EXERCISE DATA »
↓↓↓

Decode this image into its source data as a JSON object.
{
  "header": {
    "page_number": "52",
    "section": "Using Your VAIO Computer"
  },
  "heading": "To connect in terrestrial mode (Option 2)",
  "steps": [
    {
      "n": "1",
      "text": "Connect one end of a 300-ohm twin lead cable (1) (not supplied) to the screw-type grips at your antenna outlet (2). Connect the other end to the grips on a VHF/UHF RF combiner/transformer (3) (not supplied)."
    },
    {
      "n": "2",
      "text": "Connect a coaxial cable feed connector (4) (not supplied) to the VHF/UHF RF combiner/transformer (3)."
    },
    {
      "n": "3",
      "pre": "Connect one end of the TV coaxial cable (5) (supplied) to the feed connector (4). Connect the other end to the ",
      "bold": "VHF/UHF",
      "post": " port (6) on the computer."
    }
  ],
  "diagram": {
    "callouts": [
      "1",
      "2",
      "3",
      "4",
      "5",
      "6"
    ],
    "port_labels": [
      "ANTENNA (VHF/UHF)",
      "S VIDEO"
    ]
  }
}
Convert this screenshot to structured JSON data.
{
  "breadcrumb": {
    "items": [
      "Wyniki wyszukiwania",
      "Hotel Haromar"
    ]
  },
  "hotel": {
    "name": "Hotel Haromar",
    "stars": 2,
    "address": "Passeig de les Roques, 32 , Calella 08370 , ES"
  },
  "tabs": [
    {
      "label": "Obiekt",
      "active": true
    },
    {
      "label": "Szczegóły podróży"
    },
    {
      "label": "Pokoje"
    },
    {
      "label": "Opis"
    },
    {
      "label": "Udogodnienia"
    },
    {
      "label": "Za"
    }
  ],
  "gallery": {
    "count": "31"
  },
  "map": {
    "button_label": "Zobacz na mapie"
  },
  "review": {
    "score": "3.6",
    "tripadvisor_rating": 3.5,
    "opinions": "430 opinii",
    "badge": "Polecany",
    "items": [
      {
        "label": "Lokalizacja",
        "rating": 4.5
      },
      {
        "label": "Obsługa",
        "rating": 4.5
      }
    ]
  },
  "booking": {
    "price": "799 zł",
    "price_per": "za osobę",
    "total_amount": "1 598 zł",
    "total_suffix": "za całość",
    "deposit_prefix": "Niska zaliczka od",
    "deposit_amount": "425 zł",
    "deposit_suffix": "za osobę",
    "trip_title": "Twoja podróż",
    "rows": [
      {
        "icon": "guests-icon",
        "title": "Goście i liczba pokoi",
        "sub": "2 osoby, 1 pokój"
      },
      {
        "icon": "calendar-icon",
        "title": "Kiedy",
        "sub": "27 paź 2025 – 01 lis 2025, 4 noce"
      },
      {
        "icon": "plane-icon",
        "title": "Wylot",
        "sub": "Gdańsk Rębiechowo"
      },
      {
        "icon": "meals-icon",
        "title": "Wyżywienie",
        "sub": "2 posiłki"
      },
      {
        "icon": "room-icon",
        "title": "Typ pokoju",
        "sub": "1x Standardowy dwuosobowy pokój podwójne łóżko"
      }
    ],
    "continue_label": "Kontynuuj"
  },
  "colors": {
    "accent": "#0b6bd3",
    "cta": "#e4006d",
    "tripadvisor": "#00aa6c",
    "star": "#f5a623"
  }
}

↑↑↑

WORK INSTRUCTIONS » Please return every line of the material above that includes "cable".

EXERCISE OUTPUT »
      "text": "Connect one end of a 300-ohm twin lead cable (1) (not supplied) to the screw-type grips at your antenna outlet (2). Connect the other end to the grips on a VHF/UHF RF combiner/transformer (3) (not supplied)."
      "text": "Connect a coaxial cable feed connector (4) (not supplied) to the VHF/UHF RF combiner/transformer (3)."
      "pre": "Connect one end of the TV coaxial cable (5) (supplied) to the feed connector (4). Connect the other end to the ",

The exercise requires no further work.